Cyberpunk goldfish at Eco Edo Nihonbashi Art Aquarium 2019Culture
A quintessentially bizarre and beautiful Tokyo experience, the Art Aquarium in Nihonbashi electrifies an ancient, living artform with over-the-top staging and impressive lighting. The cavernous hall in COREDO Muromachi is transformed around dusk into a dance club with DJs spinning hard trance and women in kimonos cavorting alongside neon-lit katanas.
This event has been held every summer in Nihonbashi but this year, 2019 summer, is the last chance to see. Don't miss it!
It was in the Tang Dynasty or thereabouts, perhaps in a villa in distant Chang’an, that bored aristocrats first toyed with the genetics of carp to produce miniature and brightly colored fish to write poems about while drunk on wine.
The same tinkering with animal genetics that turned Tibetan mastiffs into Shih Tzus was brought to bear on the species of carp that were raised in the rice paddies of China. In the 17th century, the practice of keeping and breeding goldfish (kingyo) spread to Japan, where it quickly became incredibly popular.
The Art Aquarium’s main hallway, where visitors enter, is the best place to see the fish, displayed in a space that is completely dark except for the lighting in the aquariums. Even for those not familiar with the culture of goldfish, these delicate descendants of rice paddy carp are a wonder to behold.
They come in nigh-infinite variations, ranging from inky black to nearly transparent, speckled to solid, tiny to footlong monsters.

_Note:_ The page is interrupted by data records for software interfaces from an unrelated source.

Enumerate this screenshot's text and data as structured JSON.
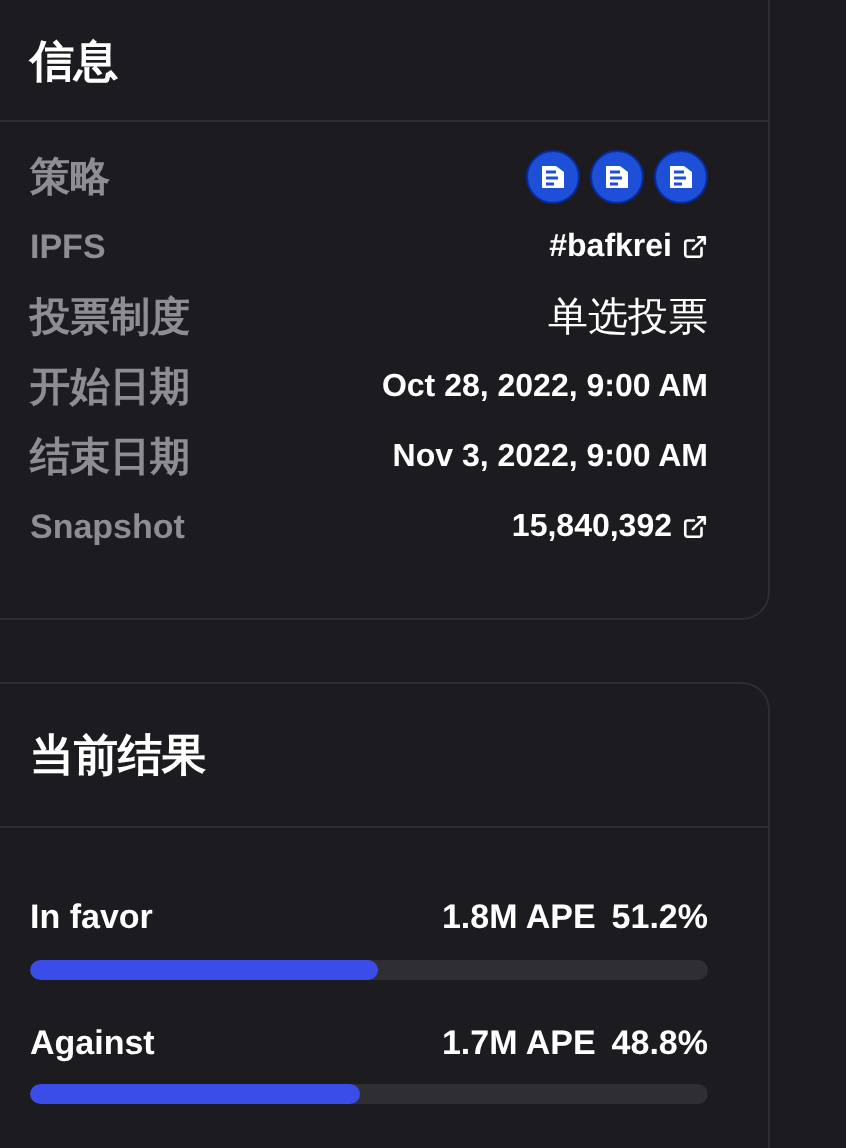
{
  "info": {
    "title": "信息",
    "rows": [
      {
        "kind": "icons",
        "label": "策略",
        "icons": [
          {
            "kind": "strategy"
          },
          {
            "kind": "strategy"
          },
          {
            "kind": "strategy"
          }
        ]
      },
      {
        "kind": "link",
        "label": "IPFS",
        "value": "#bafkrei"
      },
      {
        "kind": "text",
        "label": "投票制度",
        "value": "单选投票"
      },
      {
        "kind": "text",
        "label": "开始日期",
        "value": "Oct 28, 2022, 9:00 AM"
      },
      {
        "kind": "text",
        "label": "结束日期",
        "value": "Nov 3, 2022, 9:00 AM"
      },
      {
        "kind": "link",
        "label": "Snapshot",
        "value": "15,840,392"
      }
    ]
  },
  "results": {
    "title": "当前结果",
    "choices": [
      {
        "label": "In favor",
        "amount": "1.8M APE",
        "percent": "51.2%",
        "level": 0.512
      },
      {
        "label": "Against",
        "amount": "1.7M APE",
        "percent": "48.8%",
        "level": 0.488
      }
    ]
  }
}
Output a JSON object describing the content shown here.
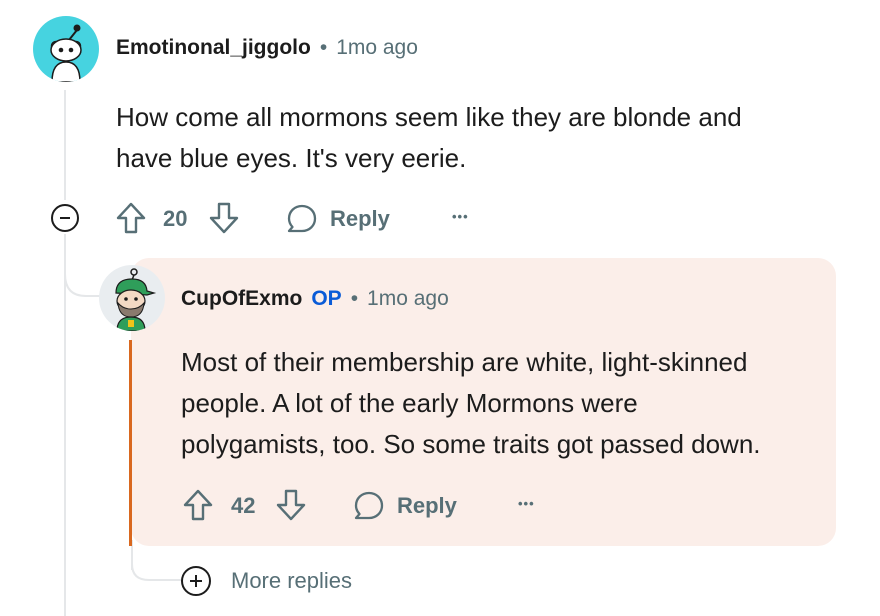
{
  "comment": {
    "username": "Emotinonal_jiggolo",
    "separator": "•",
    "time": "1mo ago",
    "body_line1": "How come all mormons seem like they are blonde and",
    "body_line2": "have blue eyes. It's very eerie.",
    "score": "20",
    "reply_label": "Reply",
    "more_label": "•••",
    "avatar_icon": "snoo-avatar-icon",
    "avatar_color": "#46d3e0"
  },
  "reply": {
    "username": "CupOfExmo",
    "op_badge": "OP",
    "separator": "•",
    "time": "1mo ago",
    "body_line1": "Most of their membership are white, light-skinned",
    "body_line2": "people. A lot of the early Mormons were",
    "body_line3": "polygamists, too. So some traits got passed down.",
    "score": "42",
    "reply_label": "Reply",
    "more_label": "•••",
    "card_color": "#fbeee9",
    "op_color": "#0a5bd7",
    "op_bar_color": "#d9681f"
  },
  "more_replies": {
    "label": "More replies"
  }
}
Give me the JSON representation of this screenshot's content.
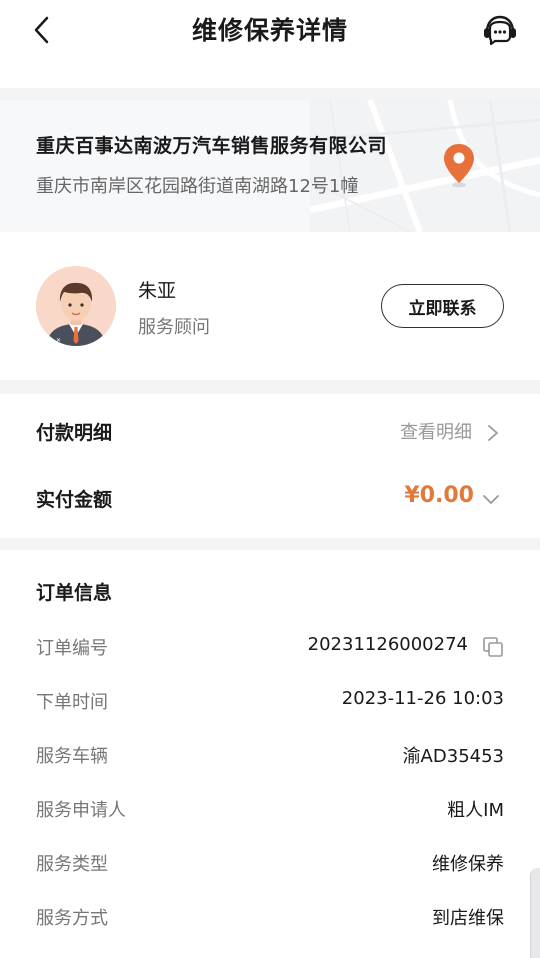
{
  "header": {
    "title": "维修保养详情",
    "back_icon": "chevron-left-icon",
    "support_icon": "customer-service-icon"
  },
  "dealer": {
    "name": "重庆百事达南波万汽车销售服务有限公司",
    "address": "重庆市南岸区花园路街道南湖路12号1幢",
    "pin_icon": "location-pin-icon",
    "pin_color": "#e8703a"
  },
  "advisor": {
    "name": "朱亚",
    "role": "服务顾问",
    "contact_label": "立即联系"
  },
  "payment": {
    "detail_label": "付款明细",
    "detail_link": "查看明细",
    "paid_label": "实付金额",
    "paid_amount": "¥0.00",
    "amount_color": "#e07a3b"
  },
  "order": {
    "title": "订单信息",
    "rows": [
      {
        "label": "订单编号",
        "value": "20231126000274"
      },
      {
        "label": "下单时间",
        "value": "2023-11-26 10:03"
      },
      {
        "label": "服务车辆",
        "value": "渝AD35453"
      },
      {
        "label": "服务申请人",
        "value": "粗人IM"
      },
      {
        "label": "服务类型",
        "value": "维修保养"
      },
      {
        "label": "服务方式",
        "value": "到店维保"
      }
    ]
  }
}
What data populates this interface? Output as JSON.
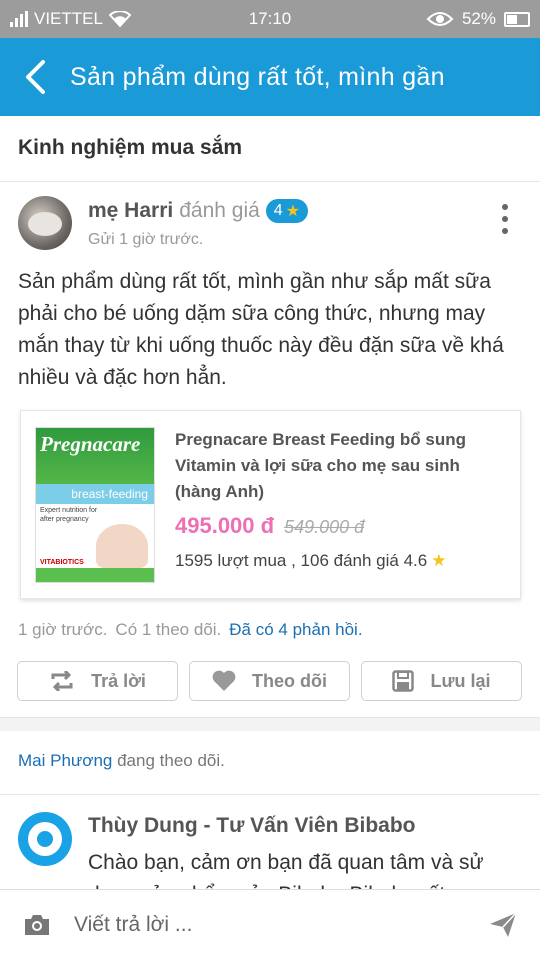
{
  "status_bar": {
    "carrier": "VIETTEL",
    "time": "17:10",
    "battery": "52%"
  },
  "app_bar": {
    "title": "Sản phẩm dùng rất tốt, mình gần"
  },
  "category": "Kinh nghiệm mua sắm",
  "post": {
    "author": "mẹ Harri",
    "verb": "đánh giá",
    "rating": "4",
    "time": "Gửi 1 giờ trước.",
    "body": "Sản phẩm dùng rất tốt, mình gần như sắp mất sữa phải cho bé uống dặm sữa công thức, nhưng may mắn thay từ khi uống thuốc này đều đặn sữa về khá nhiều và đặc hơn hẳn."
  },
  "product": {
    "name": "Pregnacare Breast Feeding bổ sung Vitamin và lợi sữa cho mẹ sau sinh (hàng Anh)",
    "price": "495.000 đ",
    "old_price": "549.000 đ",
    "stats": "1595 lượt mua , 106 đánh giá 4.6",
    "image": {
      "brand": "Pregnacare",
      "variant": "breast-feeding",
      "text": "Expert nutrition for after pregnancy",
      "maker": "VITABIOTICS"
    }
  },
  "meta": {
    "time": "1 giờ trước.",
    "followers": "Có 1 theo dõi.",
    "replies": "Đã có 4 phản hồi."
  },
  "actions": {
    "reply": "Trả lời",
    "follow": "Theo dõi",
    "save": "Lưu lại"
  },
  "follow_notice": {
    "name": "Mai Phương",
    "text": "đang theo dõi."
  },
  "reply": {
    "author": "Thùy Dung - Tư Vấn Viên Bibabo",
    "text": "Chào bạn, cảm ơn bạn đã quan tâm và sử dụng sản phẩm của Bibabo Bibabo rất"
  },
  "composer": {
    "placeholder": "Viết trả lời ..."
  },
  "colors": {
    "primary": "#1a9ad7",
    "price": "#ee6fb4",
    "link": "#1a6fb3",
    "star": "#f5c518"
  }
}
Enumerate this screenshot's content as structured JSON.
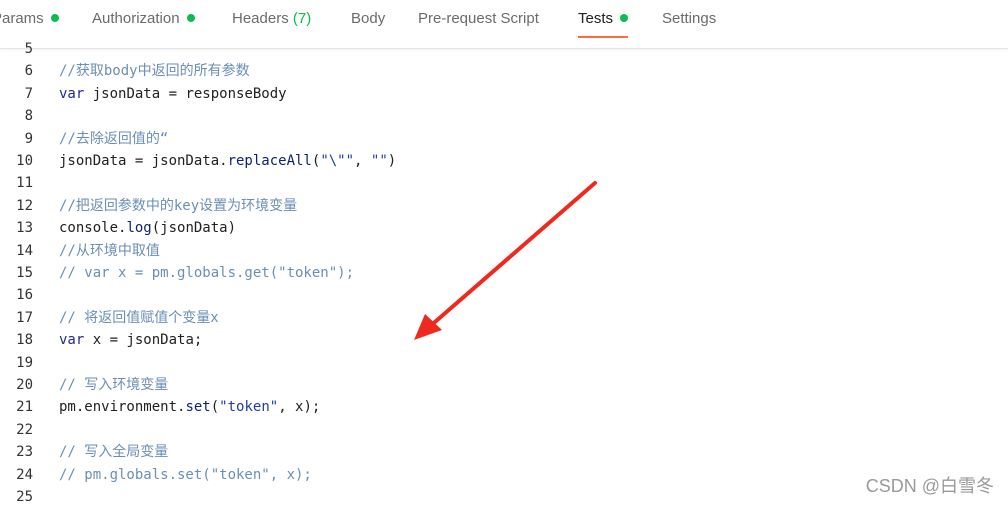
{
  "tabs": [
    {
      "label": "Params",
      "dot": true
    },
    {
      "label": "Authorization",
      "dot": true
    },
    {
      "label": "Headers",
      "count": "(7)"
    },
    {
      "label": "Body"
    },
    {
      "label": "Pre-request Script"
    },
    {
      "label": "Tests",
      "dot": true,
      "active": true
    },
    {
      "label": "Settings"
    }
  ],
  "lines": [
    {
      "n": "5",
      "t": ""
    },
    {
      "n": "6",
      "t": "//获取body中返回的所有参数"
    },
    {
      "n": "7",
      "t": "var jsonData = responseBody"
    },
    {
      "n": "8",
      "t": ""
    },
    {
      "n": "9",
      "t": "//去除返回值的“"
    },
    {
      "n": "10",
      "t": "jsonData = jsonData.replaceAll(\"\\\"\", \"\")"
    },
    {
      "n": "11",
      "t": ""
    },
    {
      "n": "12",
      "t": "//把返回参数中的key设置为环境变量"
    },
    {
      "n": "13",
      "t": "console.log(jsonData)"
    },
    {
      "n": "14",
      "t": "//从环境中取值"
    },
    {
      "n": "15",
      "t": "// var x = pm.globals.get(\"token\");"
    },
    {
      "n": "16",
      "t": ""
    },
    {
      "n": "17",
      "t": "// 将返回值赋值个变量x"
    },
    {
      "n": "18",
      "t": "var x = jsonData;"
    },
    {
      "n": "19",
      "t": ""
    },
    {
      "n": "20",
      "t": "// 写入环境变量"
    },
    {
      "n": "21",
      "t": "pm.environment.set(\"token\", x);"
    },
    {
      "n": "22",
      "t": ""
    },
    {
      "n": "23",
      "t": "// 写入全局变量"
    },
    {
      "n": "24",
      "t": "// pm.globals.set(\"token\", x);"
    },
    {
      "n": "25",
      "t": ""
    }
  ],
  "watermark": "CSDN @白雪冬",
  "colors": {
    "accent": "#ff6c37",
    "status_dot": "#0cbb52",
    "annotation_arrow": "#ee2a1f"
  }
}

There are signs along the way, in the first hall, explaining the history of the goldfish and introducing some of the rules for grading the purebred fish.
The Art Aquarium’s attempts to make kingyo hip are perhaps somewhat ill-conceived and hamfisted, but they’re also probably not necessary. The main hallway gets things right, presenting the fish in as simple a setting as possible. The beauty of the goldfish is undeniable.
And, just think, the path that these fish took, from a clay basin in Chang’an, to a literatus’ quarters in Yangzhou, to a ship across the East China Sea—and they have ended up in what is essentially a goldfish-themed discotheque in Central Tokyo. Behold, the march of history.
The vibe at the Art Aquarium, especially when it turns up at dusk, is hard to put into words. There are various themed nights, including an oiran-themed night when women dressed as Edo Era courtesans parade through the space; and other nights, a bar is hauled out and international and local DJs spin tunes.
It’s a sight to behold, for sure. The concept is roughly this: the esthetic charms of the Edo Era filtered through a near future theme park.
If you want to make sure you get in on the Disco Night Aquarium, make sure to reserve early. It’s a good idea to check the website, as themes, concepts and performers change regularly. The events begin at 7pm and run into 11:30pm. When the lights get low and the music starts pumping, Dassai-brand sake flows like water.
Before or after attending the Art Aquarium, the neighborhood is full of places to discover. Coredo Muromachi, which houses the exhibit, is a recent development in an area known for historical sites and department stores. In warmer months, there are cafes and wine bars that open out onto the walkways. Coredo Muromachi 1, where the aquarium’s hall is, has a number of international restaurants, so grab a bite on the way in.
July 5 - September 23 2019
Sun – Fri 11:00 AM – 10:30 PM (Last entrance 10:00 PM)
Sat & days prior to Japanese National holiday 11:00 AM – 11:30 PM (Last entrance 11:00 PM)
Art Aquarium : 11:00 AM – 7:00 PM
Night Aquarium : from 7:00 PM
※Check the event information on the website.